(Beginning of Data listing)

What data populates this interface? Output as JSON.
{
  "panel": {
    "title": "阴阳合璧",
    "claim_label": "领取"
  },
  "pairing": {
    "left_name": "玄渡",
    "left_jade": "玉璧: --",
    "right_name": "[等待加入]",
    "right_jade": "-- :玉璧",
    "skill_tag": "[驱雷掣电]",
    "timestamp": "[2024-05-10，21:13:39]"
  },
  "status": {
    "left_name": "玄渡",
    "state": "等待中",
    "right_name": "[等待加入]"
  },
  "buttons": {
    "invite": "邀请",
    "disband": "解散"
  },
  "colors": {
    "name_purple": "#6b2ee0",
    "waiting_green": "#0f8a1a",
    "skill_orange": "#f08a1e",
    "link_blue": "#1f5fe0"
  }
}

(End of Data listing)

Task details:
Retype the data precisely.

Output of the exercise:
What data populates this interface? Output as JSON.
{
  "panel": {
    "title": "阴阳合璧",
    "claim_label": "领取"
  },
  "pairing": {
    "left_name": "玄渡",
    "left_jade": "玉璧: --",
    "right_name": "[等待加入]",
    "right_jade": "-- :玉璧",
    "skill_tag": "[驱雷掣电]",
    "timestamp": "[2024-05-10，21:13:39]"
  },
  "status": {
    "left_name": "玄渡",
    "state": "等待中",
    "right_name": "[等待加入]"
  },
  "buttons": {
    "invite": "邀请",
    "disband": "解散"
  },
  "colors": {
    "name_purple": "#6b2ee0",
    "waiting_green": "#0f8a1a",
    "skill_orange": "#f08a1e",
    "link_blue": "#1f5fe0"
  }
}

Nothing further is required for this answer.